2020 has accelerated many trends across industries but it’s hard to think of a sector more widely impacted by the swift tech developments made throughout the year than the healthcare industry. It’s only natural, as the COVID-19 unleashed a global health crisis that demanded the best and fastest solutions to face the new challenges.
Thus, we’ve seen the rise of telemedicine as a way of distancing and preventing further contagion. We’ve witnessed the deployment of AI-driven algorithms to analyze the virus, propose new treatments, and develop a vaccine in record times. We’ve even spotted novel uses of robotics for healthcare assistance.
Among all those developments, one that feels especially promising is the Internet of Things (IoT) when applied to the sector. It has already proven its worth during its pandemic through smart 5G-powered thermometers to monitor patients with fever and smart bracelets and rings that gathered vital signs (such as heart rate and blood oxygen levels) and gather data for further analysis.
But, as impressive as those uses are, it’s the future of the IoT that looks more promising, especially with the hints we can already see around us. Let’s review some of the most interesting ones.
One of the most obvious uses for the IoT in healthcare is monitoring patients through IoT devices. I’ve just mentioned the smart thermometers, bracelets, and rings that gather information about patients’ vital signs. But there’s more to it, with uses that are nothing short of impressive.
For instance, remote glucose monitoring is possible with a dedicated IoT device that continuously and automatically reads the levels at predefined intervals and sends the information to a central monitoring device for its control. And then there are the hand hygiene monitors that remind doctors to wash their hands to mitigate risks, especially when visiting patients at higher risk of infection.
More impressive than that are the monitors for mood and the ones for Parkinson’s. The formers are “mood-aware” devices that collect data (such as heart rate and eye movement) and later interpret it to infer the mental state of patients at a given moment. Parkinson’s monitors were designed to control the associated symptoms of patients suffering from the disease, which relieves them from having to spend countless hours under observation by medical specialists.
All of these monitors aren’t just a means of symptom control for specific patients. By collecting data, healthcare providers can later use AI-powered solutions to better comprehend the circumstances that trigger specific changes, thus providing a deeper understanding of the health issues themselves.
Wearable devices quickly find their limitations as they can only measure the signs that can be collected from outside the body. But many medical tests involve a more invasive approach, such as cameras and probes to inspect the throat or the digestive tract. These tests are often uncomfortable and require a lot of time and precision to be performed. So it’s good to learn that researchers are working on ingestible sensors to replace them.

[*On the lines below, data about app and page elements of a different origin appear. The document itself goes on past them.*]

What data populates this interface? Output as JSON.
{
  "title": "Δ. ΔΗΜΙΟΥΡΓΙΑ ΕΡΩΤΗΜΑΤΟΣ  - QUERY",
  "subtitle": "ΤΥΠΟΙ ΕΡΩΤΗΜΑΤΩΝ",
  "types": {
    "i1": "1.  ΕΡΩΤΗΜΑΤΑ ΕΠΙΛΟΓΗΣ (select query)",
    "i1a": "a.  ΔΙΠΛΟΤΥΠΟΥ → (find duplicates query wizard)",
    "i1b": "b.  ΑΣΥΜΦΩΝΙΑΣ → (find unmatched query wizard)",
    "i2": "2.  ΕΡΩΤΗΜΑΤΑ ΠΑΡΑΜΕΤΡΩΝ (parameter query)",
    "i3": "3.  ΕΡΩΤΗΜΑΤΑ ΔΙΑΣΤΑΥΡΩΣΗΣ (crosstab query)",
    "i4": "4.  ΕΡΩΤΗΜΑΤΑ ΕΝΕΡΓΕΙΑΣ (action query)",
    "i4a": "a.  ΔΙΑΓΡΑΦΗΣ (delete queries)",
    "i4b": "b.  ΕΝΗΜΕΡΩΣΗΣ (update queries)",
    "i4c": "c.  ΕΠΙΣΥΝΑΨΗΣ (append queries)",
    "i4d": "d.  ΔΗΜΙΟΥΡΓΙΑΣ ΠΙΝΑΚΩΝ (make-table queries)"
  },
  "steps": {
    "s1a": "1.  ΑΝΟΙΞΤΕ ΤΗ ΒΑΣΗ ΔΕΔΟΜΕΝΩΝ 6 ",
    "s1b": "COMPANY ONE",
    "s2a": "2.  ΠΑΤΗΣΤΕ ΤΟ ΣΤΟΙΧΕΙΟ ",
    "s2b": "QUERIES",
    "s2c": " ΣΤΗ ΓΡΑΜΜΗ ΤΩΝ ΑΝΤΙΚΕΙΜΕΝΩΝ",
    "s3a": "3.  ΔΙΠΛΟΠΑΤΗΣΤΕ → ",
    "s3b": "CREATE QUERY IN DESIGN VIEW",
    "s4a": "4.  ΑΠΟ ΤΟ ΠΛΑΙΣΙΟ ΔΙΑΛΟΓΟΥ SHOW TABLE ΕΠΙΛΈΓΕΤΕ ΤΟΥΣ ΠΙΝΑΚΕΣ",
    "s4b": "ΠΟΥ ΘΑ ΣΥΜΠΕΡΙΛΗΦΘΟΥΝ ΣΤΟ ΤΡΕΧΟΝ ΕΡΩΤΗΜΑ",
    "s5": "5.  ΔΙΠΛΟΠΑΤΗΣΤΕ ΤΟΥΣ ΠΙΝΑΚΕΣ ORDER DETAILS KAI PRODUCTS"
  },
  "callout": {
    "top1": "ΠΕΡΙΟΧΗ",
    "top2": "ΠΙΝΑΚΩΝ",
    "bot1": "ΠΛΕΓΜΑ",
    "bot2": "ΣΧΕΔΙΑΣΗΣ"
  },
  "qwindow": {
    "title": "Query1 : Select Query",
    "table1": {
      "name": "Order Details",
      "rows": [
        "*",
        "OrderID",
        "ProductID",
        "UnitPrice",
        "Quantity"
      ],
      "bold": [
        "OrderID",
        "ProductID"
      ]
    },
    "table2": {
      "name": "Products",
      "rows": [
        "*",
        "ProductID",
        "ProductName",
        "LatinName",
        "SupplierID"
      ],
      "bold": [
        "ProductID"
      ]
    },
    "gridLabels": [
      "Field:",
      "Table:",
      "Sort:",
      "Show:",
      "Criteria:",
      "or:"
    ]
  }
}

Imagine a little sensor that you can swallow like a regular pill but that can read your vitals from inside your body – that’s precisely what IoT can bring to the table. With them, doctors could measure different signals (such as the stomach PH level) and identify potential problems (such as cysts, internal bleeding, and tumors).
Though they aren’t a reality just yet, several companies are collaborating with some of the best IoT professionals through IT staff augmentation to come up with a version that’s small enough to be easily swallowed and that can be easily passed or dissolved after they served their purpose. Given the advancements those companies are making, it’s likely that we’ll see the first ingestible sensors in the near future.
Swallowable sensors aren’t the only devices that could read vitals from inside the body. There are other IoT devices being developed to help with other common problems that can only be monitored from inside the body.
For example, smart inhalers could change the lives of millions of people with asthma by measuring air quality in real-time and sending alerts when the conditions pass a dangerous threshold. Thus, medical practitioners could gather data on the frequency of attacks and the conditions when they happened, which could lead to a deeper understanding of the triggering events.
Then there are the smart contact lenses that provide some opportunities for healthcare (as well as for other purposes). These devices could include relevant information for doctors performing an operation, such as vital signs of the patient and important conditions they should keep in mind about that particular patient. Patients could also benefit from them, especially those with vision issues since the lens could better adjust themselves to the surrounding conditions and offer reminders to help patients see better in any given environment and without forcing their eyes.
One of the most promising alternatives in IoT for healthcare is the development of internet-connected robots that could navigate our bodies to perform complex procedures that would require extreme precision from a doctor. Thus, surgeons could control the little robots to perform less invasive surgeries that would leave fewer scars and provide faster recovery times for patients.
Sounds like science fiction? Far from it. There are several successful trials for these robots, from robots able to remove cancerous tumors from patients to robots that can perform eye surgery with impressive precision. While they haven’t been widely adopted, the healthcare sector already has a symbiotic relationship with robots, so you can expect these tiny robots to become more common in the near future.
Integrated IoT is the Key
All of the devices above (and all of the IoT devices, really) offer more value when they are integrated into a smart network that exceeds them and their connections. Rather than just performing tasks autonomously, healthcare IoT devices need to be connected with other solutions (mainly AI but also augmented reality, 5G, and edge computing) to make a bigger difference in medical practices and patients’ lives.
That’s because a more sophisticated digital environment provides a deeper understanding of the body, its conditions, ailments, and diseases by combining monitoring capabilities with analytical algorithms in real-time. Such integration isn’t just amazing to better understand our bodies – it can actually save lives by providing vital information that allows for quicker and more precise treatments.
In short, IoT devices for healthcare need to go beyond the mere connectivity and into a true integration that can provide those devices with further value and bring better solutions closer to the patients. Given the digital acceleration we’ve experienced during the pandemic, that dream appears nearer than ever.